=== Assignment ===
Lines containing "Back" should be pulled from the material below.

=== Study material ===
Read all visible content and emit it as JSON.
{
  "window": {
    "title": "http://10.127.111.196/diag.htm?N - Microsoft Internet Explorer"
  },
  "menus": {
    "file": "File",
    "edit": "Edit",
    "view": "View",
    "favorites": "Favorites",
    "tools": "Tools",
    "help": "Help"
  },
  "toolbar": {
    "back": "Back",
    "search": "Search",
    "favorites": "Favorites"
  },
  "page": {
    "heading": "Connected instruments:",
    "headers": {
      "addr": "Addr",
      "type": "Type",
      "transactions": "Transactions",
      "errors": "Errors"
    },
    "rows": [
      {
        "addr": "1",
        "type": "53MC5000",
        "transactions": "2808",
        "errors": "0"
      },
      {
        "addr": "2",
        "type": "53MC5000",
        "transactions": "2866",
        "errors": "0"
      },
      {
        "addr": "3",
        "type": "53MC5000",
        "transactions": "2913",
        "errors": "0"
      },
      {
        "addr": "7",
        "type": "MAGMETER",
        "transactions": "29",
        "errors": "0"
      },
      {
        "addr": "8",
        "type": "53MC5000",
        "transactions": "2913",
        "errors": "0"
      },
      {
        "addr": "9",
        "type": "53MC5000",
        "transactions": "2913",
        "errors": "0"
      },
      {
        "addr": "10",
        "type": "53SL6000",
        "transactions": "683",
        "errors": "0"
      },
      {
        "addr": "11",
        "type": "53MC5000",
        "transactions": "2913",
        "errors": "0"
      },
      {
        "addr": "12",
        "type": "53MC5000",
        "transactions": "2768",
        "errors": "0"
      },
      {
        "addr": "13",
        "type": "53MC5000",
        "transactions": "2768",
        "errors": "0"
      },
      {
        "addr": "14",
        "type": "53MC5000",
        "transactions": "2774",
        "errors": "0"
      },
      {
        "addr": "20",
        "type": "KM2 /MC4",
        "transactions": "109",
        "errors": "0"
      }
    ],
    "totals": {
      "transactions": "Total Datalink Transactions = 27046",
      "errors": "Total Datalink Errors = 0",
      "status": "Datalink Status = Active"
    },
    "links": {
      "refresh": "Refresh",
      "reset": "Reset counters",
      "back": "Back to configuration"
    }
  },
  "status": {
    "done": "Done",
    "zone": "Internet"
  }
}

=== Answer box ===
    "back": "Back",
      "back": "Back to configuration"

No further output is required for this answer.